Broken Sword is back! The legendary series led by Charles Cecil of British Revolution Software, which formed during the heyday of the point-and-click genre in the 1990s, has released a new installment. That's great news for a game that fully respects the atmosphere of the early episodes.
An enigmatic adventure in an idealized Paris
This new installment of Broken Sword returns to Paris, which once again seems to come straight out of the British imagination behind the series. From beginning to end you relish strolling around these enchanting streets, mingling with improbable characters that are always carefully created.
There are a few additions to the recurring characters in the series, such as the already legendary Inspector Turnip (who seems openly modeled on a former French president) with his proverbial stupidity. A norm for the series, humor is present and can always be relied on. The main character's dialog and monologues are always the pretext for witty exchanges that give the game its flavor.
While the game's plot will captivate you through its delicate blend of humor and mystery, the decision of the creators to separate their game into two parts (the curse of the serpent only constitutes half of the plot) is very annoying. The story is incomplete and unfortunately stops after five hours, just when you're just starting to get to the heart of the matter. An unfortunate decision that could lead to some fans waiting several months for the release of the full game.
A classic interface for a not very difficult game
The serpent's curse doesn't break any new ground in relation to the models of the point-and-click genre: you move the mouse over an object to examine or interact with it, or over a character to start a coversation.
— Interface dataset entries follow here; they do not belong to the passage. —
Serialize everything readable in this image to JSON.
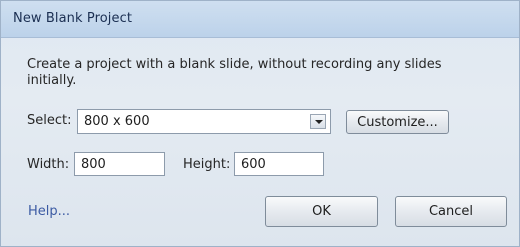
{
  "dialog": {
    "title": "New Blank Project",
    "description": "Create a project with a blank slide, without recording any slides initially.",
    "select_label": "Select:",
    "select_value": "800 x 600",
    "customize_label": "Customize...",
    "width_label": "Width:",
    "width_value": "800",
    "height_label": "Height:",
    "height_value": "600",
    "help_label": "Help...",
    "ok_label": "OK",
    "cancel_label": "Cancel"
  }
}
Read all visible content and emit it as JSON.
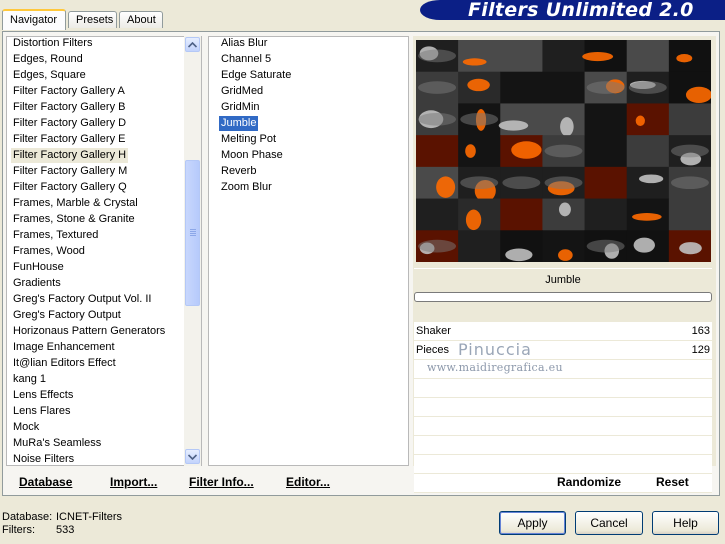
{
  "tabs": [
    {
      "label": "Navigator",
      "active": true
    },
    {
      "label": "Presets",
      "active": false
    },
    {
      "label": "About",
      "active": false
    }
  ],
  "app_title": "Filters Unlimited 2.0",
  "categories": [
    "Distortion Filters",
    "Edges, Round",
    "Edges, Square",
    "Filter Factory Gallery A",
    "Filter Factory Gallery B",
    "Filter Factory Gallery D",
    "Filter Factory Gallery E",
    "Filter Factory Gallery H",
    "Filter Factory Gallery M",
    "Filter Factory Gallery Q",
    "Frames, Marble & Crystal",
    "Frames, Stone & Granite",
    "Frames, Textured",
    "Frames, Wood",
    "FunHouse",
    "Gradients",
    "Greg's Factory Output Vol. II",
    "Greg's Factory Output",
    "Horizonaus Pattern Generators",
    "Image Enhancement",
    "It@lian Editors Effect",
    "kang 1",
    "Lens Effects",
    "Lens Flares",
    "Mock",
    "MuRa's Seamless",
    "Noise Filters"
  ],
  "selected_category": "Filter Factory Gallery H",
  "filters": [
    "Alias Blur",
    "Channel 5",
    "Edge Saturate",
    "GridMed",
    "GridMin",
    "Jumble",
    "Melting Pot",
    "Moon Phase",
    "Reverb",
    "Zoom Blur"
  ],
  "selected_filter": "Jumble",
  "preview_filter_name": "Jumble",
  "parameters": [
    {
      "name": "Shaker",
      "value": "163"
    },
    {
      "name": "Pieces",
      "value": "129"
    }
  ],
  "watermark": {
    "name": "Pinuccia",
    "url": "www.maidiregrafica.eu"
  },
  "toolbar": {
    "database": "Database",
    "import": "Import...",
    "filter_info": "Filter Info...",
    "editor": "Editor...",
    "randomize": "Randomize",
    "reset": "Reset"
  },
  "status": {
    "database_label": "Database:",
    "database_value": "ICNET-Filters",
    "filters_label": "Filters:",
    "filters_value": "533"
  },
  "buttons": {
    "apply": "Apply",
    "cancel": "Cancel",
    "help": "Help"
  },
  "colors": {
    "banner": "#0b1f86",
    "selection": "#316ac5",
    "accent_orange": "#ff6a00"
  }
}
There's nothing new here, and the inventory even greys out the impossible object combinations so our work is half-done for us. It's a pity in what is already such a short game, where the lack of difficulty is thankfully overshadowed by the quality of the narrative.
Inconsistent, to say the least
When you launch this half of Broken Sword 5, it immediately strikes you that there's a problem. The sets are lavish (all hand drawn), and the dubbing is simply excellent. However, the character modeling is insufficient: the 3D models jar with the decor, and their animation is catastrophic to say the least.
This is a visible glitch that appears from the opening scene and unfortunately hinders your immersion in a universe that's otherwise polished. Add to that the fact that the scenery, although wonderful, suffers from the "low resolution" symptoms of a game conceived for tablets, and sometimes appears pixelated on PCs.
Our verdict: the return of a legendary series that will delight fans
Broken Sword 5 boasts formidable qualities, starting with its writing, the quality of its dialog and characters, and sense of humor. However it suffers from having been split into two chapters, as well as from some technical imperfections which, without diminishing its appeal, make the adventure a little less enjoyable.